Digby beat me to it, but it was amusing to Red State touting Jeff Sessions as the ranking minority member on the judiciary committee. Digby got most of the good stuff, but here’s another tidbit from the Sarah Wildman’s article:

It got worse. Another damaging witness–a black former assistant U.S. Attorney in Alabama named Thomas Figures–testified that, during a 1981 murder investigation involving the Ku Klux Klan, Sessions was heard by several colleagues commenting that he “used to think they [the Klan] were OK” until he found out some of them were “pot smokers.” Sessions claimed the comment was clearly said in jest. Figures didn’t see it that way. Sessions, he said, had called him “boy” and, after overhearing him chastise a secretary, warned him to “be careful what you say to white folks.” Figures echoed Hebert’s claims, saying he too had heard Sessions call various civil rights organizations, including the National Council of Churches and the Southern Christian Leadership Conference, “un-American.” Sessions denied the accusations but again admitted to frequently joking in an off-color sort of way. In his defense, he said he was not a racist, pointing out that his children went to integrated schools and that he had shared a hotel room with a black attorney several times.

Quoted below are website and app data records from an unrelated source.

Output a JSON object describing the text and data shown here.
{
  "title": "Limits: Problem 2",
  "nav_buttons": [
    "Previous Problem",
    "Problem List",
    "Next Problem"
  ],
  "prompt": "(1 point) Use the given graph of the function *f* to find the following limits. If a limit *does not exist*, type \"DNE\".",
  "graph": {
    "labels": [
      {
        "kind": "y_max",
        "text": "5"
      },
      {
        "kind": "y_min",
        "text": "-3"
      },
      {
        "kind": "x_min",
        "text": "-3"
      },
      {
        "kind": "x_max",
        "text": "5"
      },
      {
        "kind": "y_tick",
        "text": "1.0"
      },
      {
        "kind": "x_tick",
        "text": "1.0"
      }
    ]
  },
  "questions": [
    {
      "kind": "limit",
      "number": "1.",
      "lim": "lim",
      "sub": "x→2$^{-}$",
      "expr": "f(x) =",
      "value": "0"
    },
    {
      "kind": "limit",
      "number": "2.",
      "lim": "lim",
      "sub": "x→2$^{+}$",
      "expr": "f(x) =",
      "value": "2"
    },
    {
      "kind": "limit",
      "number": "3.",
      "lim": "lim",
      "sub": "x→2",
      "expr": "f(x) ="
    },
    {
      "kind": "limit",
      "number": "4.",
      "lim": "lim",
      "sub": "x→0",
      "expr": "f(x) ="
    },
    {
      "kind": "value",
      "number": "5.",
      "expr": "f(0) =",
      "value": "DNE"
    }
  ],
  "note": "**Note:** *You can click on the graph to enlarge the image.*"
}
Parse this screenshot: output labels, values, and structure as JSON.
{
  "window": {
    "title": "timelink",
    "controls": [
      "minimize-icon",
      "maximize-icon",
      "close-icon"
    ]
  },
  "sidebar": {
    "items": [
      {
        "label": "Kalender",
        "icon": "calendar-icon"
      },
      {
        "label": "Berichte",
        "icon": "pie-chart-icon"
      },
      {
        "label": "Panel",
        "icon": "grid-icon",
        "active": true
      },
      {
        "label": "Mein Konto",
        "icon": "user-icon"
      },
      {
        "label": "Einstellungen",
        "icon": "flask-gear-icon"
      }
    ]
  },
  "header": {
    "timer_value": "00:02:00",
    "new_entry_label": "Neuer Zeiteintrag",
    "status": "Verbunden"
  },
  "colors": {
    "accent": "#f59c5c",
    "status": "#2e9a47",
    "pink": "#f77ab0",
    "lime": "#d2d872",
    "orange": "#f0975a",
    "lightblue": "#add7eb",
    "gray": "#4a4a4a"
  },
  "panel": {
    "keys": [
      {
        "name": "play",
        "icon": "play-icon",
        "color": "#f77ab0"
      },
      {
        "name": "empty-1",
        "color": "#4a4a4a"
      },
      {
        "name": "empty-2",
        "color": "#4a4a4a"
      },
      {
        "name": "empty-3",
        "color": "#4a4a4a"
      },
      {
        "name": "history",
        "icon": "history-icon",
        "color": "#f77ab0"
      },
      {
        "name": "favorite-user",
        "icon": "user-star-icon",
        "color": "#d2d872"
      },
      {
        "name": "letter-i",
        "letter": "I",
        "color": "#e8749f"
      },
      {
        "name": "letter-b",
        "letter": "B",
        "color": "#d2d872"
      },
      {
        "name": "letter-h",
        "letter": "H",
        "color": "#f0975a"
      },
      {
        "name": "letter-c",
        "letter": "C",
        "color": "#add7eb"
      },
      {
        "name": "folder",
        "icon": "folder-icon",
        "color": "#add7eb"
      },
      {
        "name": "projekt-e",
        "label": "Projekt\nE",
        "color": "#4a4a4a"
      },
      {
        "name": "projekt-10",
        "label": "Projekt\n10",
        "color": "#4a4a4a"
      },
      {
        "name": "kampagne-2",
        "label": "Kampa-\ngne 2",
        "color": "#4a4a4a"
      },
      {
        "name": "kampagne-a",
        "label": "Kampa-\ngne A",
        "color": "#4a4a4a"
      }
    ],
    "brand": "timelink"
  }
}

Hye-larious. Well, giving Sessions the job would at least provide a useful reminder that the roots of contemporary reactionary critique of “judicial activism” grew out of judicial opinions that opposed apartheid and white supremacy. Oh, wait, I’m sorry — all those “Impeach Earl Warren” signs sprung up because the Court would issue a popular ruling holding bans on abortion unconstitutional years later under a different Chief Justice. My mistake!